Moral Revolutions in America

In a recent article, Yale professor David Gelernter noted that modern America had “two extraordinary accomplishments: victory in the Cold War and the all-but-eradication of race prejudice in a single

A Tale of Two Europes

November 9 marked the 21st anniversary of the fall of the Berlin Wall. Yet if the open-borders Europe of the Schengen agreement is no longer divided by concrete walls, barbed-wire

Whining Russians

The Olympics, having become Big Business, rarely open a window into the political cultures of the countries whose teams are competing. Few athletes (not to mention their sponsors, both the

Some Cold War Truths

On Christmas Day, 1991, Mikhail Gorbachev transferred the Soviet nuclear codes to Boris Yeltsin, called President George H.W. Bush to wish him a happy Christmas, and picked up a pen,

The Presumptions of a Pastoral Letter

Twenty-five years ago, in early May 1983, the Catholic bishops of the United States approved what many imagined would be a historic public policy statement: The Challenge of Peace [TCOP].

Anonymity and Remembrance in Berlin

I’d not been in Berlin since 1987 — before the Wall came tumbling down — so I eagerly accepted an invitation to speak at an international conference there this past

Cold War winners and losers

This past June, as the great and the good gathered in Washington for President Reagan’s funeral, Mikhail Gorbachev, last leader of the late, unlamented Soviet Union, had a chat with

When The Bullet Hits The Bullet

History is not without a sense of humor, particularly when it comes to deflating a politician trying to substitute what he imagines to be wit for serious argument. Carl Levin,

Beyond the "Clash of Civilizations"

One of the most intriguing proposals for thinking about the post-Cold War world is Harvard professor Samuel Huntington’s suggestion that global politics in the twenty-first century will be channeled along

Forgetting God
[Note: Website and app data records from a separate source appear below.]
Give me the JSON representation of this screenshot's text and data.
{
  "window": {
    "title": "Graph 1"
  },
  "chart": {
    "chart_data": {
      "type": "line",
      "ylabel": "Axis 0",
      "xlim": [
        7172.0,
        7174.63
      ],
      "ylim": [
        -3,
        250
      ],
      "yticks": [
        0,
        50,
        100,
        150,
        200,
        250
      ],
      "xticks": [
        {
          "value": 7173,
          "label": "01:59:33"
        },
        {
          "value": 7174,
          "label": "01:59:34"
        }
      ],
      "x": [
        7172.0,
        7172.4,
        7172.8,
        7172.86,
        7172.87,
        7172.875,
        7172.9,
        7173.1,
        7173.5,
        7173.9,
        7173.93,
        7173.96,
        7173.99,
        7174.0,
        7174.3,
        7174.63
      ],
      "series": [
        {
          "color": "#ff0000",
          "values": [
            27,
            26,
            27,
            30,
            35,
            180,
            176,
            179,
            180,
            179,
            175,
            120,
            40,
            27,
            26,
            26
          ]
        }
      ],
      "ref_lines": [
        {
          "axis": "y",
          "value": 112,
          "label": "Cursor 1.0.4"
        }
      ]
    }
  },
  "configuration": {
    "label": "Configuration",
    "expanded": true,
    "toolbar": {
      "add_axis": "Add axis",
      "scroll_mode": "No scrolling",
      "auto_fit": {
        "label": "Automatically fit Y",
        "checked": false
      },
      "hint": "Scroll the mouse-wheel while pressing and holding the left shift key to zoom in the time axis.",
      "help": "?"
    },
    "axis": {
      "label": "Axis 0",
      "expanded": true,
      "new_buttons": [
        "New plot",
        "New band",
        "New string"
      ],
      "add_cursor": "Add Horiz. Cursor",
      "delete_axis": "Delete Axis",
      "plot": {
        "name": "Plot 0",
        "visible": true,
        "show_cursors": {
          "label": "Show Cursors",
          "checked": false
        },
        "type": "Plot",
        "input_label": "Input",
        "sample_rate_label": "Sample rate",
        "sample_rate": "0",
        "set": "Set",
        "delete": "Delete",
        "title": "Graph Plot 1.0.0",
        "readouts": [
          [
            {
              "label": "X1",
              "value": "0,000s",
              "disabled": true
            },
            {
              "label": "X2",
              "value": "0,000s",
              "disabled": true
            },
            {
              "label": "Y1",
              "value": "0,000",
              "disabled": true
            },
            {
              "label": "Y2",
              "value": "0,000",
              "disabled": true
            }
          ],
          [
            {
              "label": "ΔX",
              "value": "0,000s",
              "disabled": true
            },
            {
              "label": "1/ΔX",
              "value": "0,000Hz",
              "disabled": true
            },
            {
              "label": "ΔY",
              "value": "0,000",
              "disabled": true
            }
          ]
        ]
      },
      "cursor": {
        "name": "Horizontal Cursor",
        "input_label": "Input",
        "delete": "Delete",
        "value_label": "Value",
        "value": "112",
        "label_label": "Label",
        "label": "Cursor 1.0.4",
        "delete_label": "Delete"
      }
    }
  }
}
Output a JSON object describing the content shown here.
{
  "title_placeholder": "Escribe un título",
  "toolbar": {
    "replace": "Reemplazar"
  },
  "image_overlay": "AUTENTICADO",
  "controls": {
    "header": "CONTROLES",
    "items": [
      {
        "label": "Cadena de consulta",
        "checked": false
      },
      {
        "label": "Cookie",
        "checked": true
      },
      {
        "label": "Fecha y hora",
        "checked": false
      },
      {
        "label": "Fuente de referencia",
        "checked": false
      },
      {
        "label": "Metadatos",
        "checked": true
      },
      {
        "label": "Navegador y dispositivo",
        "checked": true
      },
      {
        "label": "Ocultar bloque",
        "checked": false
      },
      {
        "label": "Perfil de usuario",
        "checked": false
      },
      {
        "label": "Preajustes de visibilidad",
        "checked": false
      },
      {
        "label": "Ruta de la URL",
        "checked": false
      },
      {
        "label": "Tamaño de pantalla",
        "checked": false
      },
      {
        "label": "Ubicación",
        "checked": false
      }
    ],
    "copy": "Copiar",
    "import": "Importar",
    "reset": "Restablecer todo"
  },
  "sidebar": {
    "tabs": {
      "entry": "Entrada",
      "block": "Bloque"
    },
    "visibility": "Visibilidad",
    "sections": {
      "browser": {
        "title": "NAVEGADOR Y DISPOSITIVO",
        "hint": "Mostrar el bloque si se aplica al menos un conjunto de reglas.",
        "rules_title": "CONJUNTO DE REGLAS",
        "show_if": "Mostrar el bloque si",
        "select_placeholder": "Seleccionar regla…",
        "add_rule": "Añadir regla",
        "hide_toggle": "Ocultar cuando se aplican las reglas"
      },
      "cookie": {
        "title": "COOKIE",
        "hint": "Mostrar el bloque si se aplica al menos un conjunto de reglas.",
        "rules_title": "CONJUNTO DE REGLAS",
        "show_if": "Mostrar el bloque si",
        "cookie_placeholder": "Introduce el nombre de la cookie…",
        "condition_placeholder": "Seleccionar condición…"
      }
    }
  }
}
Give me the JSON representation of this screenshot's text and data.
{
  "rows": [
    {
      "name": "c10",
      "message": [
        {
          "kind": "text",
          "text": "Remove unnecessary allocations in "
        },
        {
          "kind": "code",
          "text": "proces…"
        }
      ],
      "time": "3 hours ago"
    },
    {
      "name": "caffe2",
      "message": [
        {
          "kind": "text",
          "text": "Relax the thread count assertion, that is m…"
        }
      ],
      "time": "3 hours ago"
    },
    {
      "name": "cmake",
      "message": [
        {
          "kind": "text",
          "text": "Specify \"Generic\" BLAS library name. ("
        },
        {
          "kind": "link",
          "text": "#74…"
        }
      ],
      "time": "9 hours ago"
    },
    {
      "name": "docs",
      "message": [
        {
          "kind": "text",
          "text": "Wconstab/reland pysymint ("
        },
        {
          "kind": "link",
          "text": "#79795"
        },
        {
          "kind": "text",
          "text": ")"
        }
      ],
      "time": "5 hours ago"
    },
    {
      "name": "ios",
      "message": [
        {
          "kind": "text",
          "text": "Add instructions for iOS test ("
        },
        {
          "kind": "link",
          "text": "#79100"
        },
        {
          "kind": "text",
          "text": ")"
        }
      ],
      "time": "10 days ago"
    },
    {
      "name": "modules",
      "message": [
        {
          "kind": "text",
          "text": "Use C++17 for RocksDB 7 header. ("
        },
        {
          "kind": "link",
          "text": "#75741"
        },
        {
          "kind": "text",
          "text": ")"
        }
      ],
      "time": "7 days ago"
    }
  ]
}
On the other, other hand, there is the argument advanced by Aleksandr Solzhenitsyn (and seemingly shared by John Paul II) that World War I, World War II, and the Cold